Charles Robert Darwin, (12 February 1809 – 19 April 1882) was an English naturalist, geologist and biologist, best known for his contributions to the science of evolution. His proposition that all species of life have descended over time from common ancestors is now widely accepted and considered a foundational concept in science.

In a joint publication with Alfred Russel Wallace, he introduced his scientific theory that this branching pattern of evolution resulted from a process that he called natural selection, in which the struggle for existence has a similar effect to the artificial selection involved in selective breeding.

Darwin was born into a well-connected family in Shrewsbury, whose members included prominent writers, entrepreneurs and intellectuals. Having begun studies in medicine, in 1831 Darwin took a position on a scientific expedition. Over five years he travelled the world on the ship HMS Beagle. During this time, Darwin was exposed to a huge variety of geological features and plant and animal life.

On his return to London in 1836, Darwin began systematically exploring the mechanisms through which this variety was created.
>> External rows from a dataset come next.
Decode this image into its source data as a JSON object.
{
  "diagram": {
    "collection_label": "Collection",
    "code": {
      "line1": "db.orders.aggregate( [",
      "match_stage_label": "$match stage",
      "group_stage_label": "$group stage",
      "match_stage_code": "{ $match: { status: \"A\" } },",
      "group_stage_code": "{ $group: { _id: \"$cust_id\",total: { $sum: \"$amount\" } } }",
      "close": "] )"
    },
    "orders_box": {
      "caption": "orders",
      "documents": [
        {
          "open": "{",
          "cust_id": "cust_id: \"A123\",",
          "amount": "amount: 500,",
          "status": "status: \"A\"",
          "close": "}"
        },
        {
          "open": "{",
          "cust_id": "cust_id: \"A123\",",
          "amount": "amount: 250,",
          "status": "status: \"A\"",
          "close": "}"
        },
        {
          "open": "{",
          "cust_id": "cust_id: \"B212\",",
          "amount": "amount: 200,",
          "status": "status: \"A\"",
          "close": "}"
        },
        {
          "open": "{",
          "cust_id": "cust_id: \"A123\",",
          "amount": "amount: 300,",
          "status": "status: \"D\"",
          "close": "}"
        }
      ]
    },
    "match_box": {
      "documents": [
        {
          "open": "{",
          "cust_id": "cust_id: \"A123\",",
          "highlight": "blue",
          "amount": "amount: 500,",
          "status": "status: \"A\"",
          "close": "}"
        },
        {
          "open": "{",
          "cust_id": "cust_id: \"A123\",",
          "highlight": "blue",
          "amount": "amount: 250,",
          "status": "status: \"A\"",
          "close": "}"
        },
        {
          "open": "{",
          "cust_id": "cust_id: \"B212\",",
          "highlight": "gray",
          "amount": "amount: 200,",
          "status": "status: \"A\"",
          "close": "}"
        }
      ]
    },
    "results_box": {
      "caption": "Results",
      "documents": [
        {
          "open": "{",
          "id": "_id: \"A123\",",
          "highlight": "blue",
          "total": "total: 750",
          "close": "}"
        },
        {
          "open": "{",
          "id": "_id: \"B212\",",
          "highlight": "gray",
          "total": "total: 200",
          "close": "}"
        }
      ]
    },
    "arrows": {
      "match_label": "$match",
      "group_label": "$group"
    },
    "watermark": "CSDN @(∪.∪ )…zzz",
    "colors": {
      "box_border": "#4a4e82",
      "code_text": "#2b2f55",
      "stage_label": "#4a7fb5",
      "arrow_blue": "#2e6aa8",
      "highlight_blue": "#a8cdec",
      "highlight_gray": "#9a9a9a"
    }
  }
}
He was influenced by the ideas of Thomas Malthus and suggested that those organisms best suited to a particular environment were more likely to reproduce. This has become known in popular culture as the ‘survival of the fittest’. Over time, this would lead to change and variation between species.

Darwin developed his theories of evolution over two decades. He did not publish them until 1858, when he discovered that another naturalist, Alfred Russel Wallace, had developed similar ideas. In 1859 Darwin published On the Origin of Species by Means of Natural Selection. The book immediately became controversial. Its implications for the traditional Christian view of creation were immense. It suggested that life had evolved over a far greater timespan than biblical accounts. It also suggested that humans were another form of animal life, rather than a divine creation. Darwin suffered from chronic illness all his life. There is still speculation about whether his symptoms were the type of nervous condition, relating to his concerns over the implications of his theories.

Darwin continued to publish books about human and animal revolution. His theories became immensely influential within biological sciences. His theories were also applied to social questions. Others used his ideas in developing theories such as eugenics and sciences of racial difference. There is continued debate about the connections that can be drawn between Darwin’s own ideas and the uses to they were put by others.